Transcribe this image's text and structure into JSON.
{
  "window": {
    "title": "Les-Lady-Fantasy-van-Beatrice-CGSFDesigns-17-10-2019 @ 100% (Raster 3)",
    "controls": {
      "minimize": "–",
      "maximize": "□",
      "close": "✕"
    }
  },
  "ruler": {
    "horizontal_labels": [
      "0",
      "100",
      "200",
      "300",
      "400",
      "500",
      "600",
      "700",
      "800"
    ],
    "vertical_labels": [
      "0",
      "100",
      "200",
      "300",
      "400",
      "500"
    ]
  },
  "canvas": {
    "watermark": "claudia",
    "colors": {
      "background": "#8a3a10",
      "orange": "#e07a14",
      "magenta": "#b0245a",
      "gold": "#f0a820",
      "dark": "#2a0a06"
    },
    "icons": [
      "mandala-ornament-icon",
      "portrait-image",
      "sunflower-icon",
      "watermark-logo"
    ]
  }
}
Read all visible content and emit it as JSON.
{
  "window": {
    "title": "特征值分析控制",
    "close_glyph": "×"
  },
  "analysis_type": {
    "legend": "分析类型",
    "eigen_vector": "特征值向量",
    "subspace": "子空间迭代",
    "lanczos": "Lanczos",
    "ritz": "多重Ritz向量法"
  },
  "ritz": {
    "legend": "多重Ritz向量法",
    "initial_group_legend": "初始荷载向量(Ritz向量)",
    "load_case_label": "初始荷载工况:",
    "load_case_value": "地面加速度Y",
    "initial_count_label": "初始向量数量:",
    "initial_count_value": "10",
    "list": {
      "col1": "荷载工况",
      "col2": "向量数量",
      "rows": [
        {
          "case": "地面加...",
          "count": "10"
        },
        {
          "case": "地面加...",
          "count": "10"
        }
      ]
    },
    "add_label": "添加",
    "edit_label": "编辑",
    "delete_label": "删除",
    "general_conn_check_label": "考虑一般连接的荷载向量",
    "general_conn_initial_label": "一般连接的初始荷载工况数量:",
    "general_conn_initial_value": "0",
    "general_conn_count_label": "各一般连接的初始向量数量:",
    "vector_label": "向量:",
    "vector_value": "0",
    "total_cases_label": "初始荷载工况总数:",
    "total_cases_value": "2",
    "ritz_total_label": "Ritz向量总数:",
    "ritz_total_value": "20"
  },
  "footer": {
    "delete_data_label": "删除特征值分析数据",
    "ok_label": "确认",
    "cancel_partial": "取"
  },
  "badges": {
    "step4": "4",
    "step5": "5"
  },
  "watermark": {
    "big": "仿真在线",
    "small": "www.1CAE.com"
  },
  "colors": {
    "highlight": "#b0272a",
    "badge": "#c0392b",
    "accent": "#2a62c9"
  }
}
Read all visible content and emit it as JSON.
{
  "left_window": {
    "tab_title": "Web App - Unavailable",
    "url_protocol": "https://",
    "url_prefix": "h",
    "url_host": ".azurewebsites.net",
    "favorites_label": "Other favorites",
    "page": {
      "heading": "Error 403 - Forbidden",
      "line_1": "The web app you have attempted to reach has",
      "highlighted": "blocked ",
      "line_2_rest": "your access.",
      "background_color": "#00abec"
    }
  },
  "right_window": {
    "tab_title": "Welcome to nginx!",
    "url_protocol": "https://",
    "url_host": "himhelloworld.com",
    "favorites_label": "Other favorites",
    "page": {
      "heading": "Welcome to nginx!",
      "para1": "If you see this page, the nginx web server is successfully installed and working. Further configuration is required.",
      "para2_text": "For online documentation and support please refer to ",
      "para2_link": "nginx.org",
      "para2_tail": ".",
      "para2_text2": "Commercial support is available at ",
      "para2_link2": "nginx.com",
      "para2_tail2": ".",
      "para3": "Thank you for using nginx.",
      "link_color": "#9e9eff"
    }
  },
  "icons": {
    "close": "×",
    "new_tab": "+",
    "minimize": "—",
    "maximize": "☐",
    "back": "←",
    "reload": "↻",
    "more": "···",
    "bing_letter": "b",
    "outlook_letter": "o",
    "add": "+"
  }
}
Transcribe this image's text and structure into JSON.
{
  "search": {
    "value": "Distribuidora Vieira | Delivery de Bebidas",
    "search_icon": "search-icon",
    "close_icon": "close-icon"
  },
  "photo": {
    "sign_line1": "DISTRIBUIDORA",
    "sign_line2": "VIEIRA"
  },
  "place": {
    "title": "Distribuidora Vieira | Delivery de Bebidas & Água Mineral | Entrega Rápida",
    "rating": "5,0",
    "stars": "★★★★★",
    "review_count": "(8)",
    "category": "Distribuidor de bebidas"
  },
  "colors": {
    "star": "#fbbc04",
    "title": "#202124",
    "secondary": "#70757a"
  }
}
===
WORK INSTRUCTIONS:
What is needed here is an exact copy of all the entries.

YOUR SOLUTION:
Transcribe this image's text and structure into JSON.
{
  "window": {
    "title": "Les-Lady-Fantasy-van-Beatrice-CGSFDesigns-17-10-2019 @ 100% (Raster 3)",
    "controls": {
      "minimize": "–",
      "maximize": "□",
      "close": "✕"
    }
  },
  "ruler": {
    "horizontal_labels": [
      "0",
      "100",
      "200",
      "300",
      "400",
      "500",
      "600",
      "700",
      "800"
    ],
    "vertical_labels": [
      "0",
      "100",
      "200",
      "300",
      "400",
      "500"
    ]
  },
  "canvas": {
    "watermark": "claudia",
    "colors": {
      "background": "#8a3a10",
      "orange": "#e07a14",
      "magenta": "#b0245a",
      "gold": "#f0a820",
      "dark": "#2a0a06"
    },
    "icons": [
      "mandala-ornament-icon",
      "portrait-image",
      "sunflower-icon",
      "watermark-logo"
    ]
  }
}
Read all visible content and emit it as JSON.
{
  "window": {
    "title": "特征值分析控制",
    "close_glyph": "×"
  },
  "analysis_type": {
    "legend": "分析类型",
    "eigen_vector": "特征值向量",
    "subspace": "子空间迭代",
    "lanczos": "Lanczos",
    "ritz": "多重Ritz向量法"
  },
  "ritz": {
    "legend": "多重Ritz向量法",
    "initial_group_legend": "初始荷载向量(Ritz向量)",
    "load_case_label": "初始荷载工况:",
    "load_case_value": "地面加速度Y",
    "initial_count_label": "初始向量数量:",
    "initial_count_value": "10",
    "list": {
      "col1": "荷载工况",
      "col2": "向量数量",
      "rows": [
        {
          "case": "地面加...",
          "count": "10"
        },
        {
          "case": "地面加...",
          "count": "10"
        }
      ]
    },
    "add_label": "添加",
    "edit_label": "编辑",
    "delete_label": "删除",
    "general_conn_check_label": "考虑一般连接的荷载向量",
    "general_conn_initial_label": "一般连接的初始荷载工况数量:",
    "general_conn_initial_value": "0",
    "general_conn_count_label": "各一般连接的初始向量数量:",
    "vector_label": "向量:",
    "vector_value": "0",
    "total_cases_label": "初始荷载工况总数:",
    "total_cases_value": "2",
    "ritz_total_label": "Ritz向量总数:",
    "ritz_total_value": "20"
  },
  "footer": {
    "delete_data_label": "删除特征值分析数据",
    "ok_label": "确认",
    "cancel_partial": "取"
  },
  "badges": {
    "step4": "4",
    "step5": "5"
  },
  "watermark": {
    "big": "仿真在线",
    "small": "www.1CAE.com"
  },
  "colors": {
    "highlight": "#b0272a",
    "badge": "#c0392b",
    "accent": "#2a62c9"
  }
}
Read all visible content and emit it as JSON.
{
  "left_window": {
    "tab_title": "Web App - Unavailable",
    "url_protocol": "https://",
    "url_prefix": "h",
    "url_host": ".azurewebsites.net",
    "favorites_label": "Other favorites",
    "page": {
      "heading": "Error 403 - Forbidden",
      "line_1": "The web app you have attempted to reach has",
      "highlighted": "blocked ",
      "line_2_rest": "your access.",
      "background_color": "#00abec"
    }
  },
  "right_window": {
    "tab_title": "Welcome to nginx!",
    "url_protocol": "https://",
    "url_host": "himhelloworld.com",
    "favorites_label": "Other favorites",
    "page": {
      "heading": "Welcome to nginx!",
      "para1": "If you see this page, the nginx web server is successfully installed and working. Further configuration is required.",
      "para2_text": "For online documentation and support please refer to ",
      "para2_link": "nginx.org",
      "para2_tail": ".",
      "para2_text2": "Commercial support is available at ",
      "para2_link2": "nginx.com",
      "para2_tail2": ".",
      "para3": "Thank you for using nginx.",
      "link_color": "#9e9eff"
    }
  },
  "icons": {
    "close": "×",
    "new_tab": "+",
    "minimize": "—",
    "maximize": "☐",
    "back": "←",
    "reload": "↻",
    "more": "···",
    "bing_letter": "b",
    "outlook_letter": "o",
    "add": "+"
  }
}
Transcribe this image's text and structure into JSON.
{
  "search": {
    "value": "Distribuidora Vieira | Delivery de Bebidas",
    "search_icon": "search-icon",
    "close_icon": "close-icon"
  },
  "photo": {
    "sign_line1": "DISTRIBUIDORA",
    "sign_line2": "VIEIRA"
  },
  "place": {
    "title": "Distribuidora Vieira | Delivery de Bebidas & Água Mineral | Entrega Rápida",
    "rating": "5,0",
    "stars": "★★★★★",
    "review_count": "(8)",
    "category": "Distribuidor de bebidas"
  },
  "colors": {
    "star": "#fbbc04",
    "title": "#202124",
    "secondary": "#70757a"
  }
}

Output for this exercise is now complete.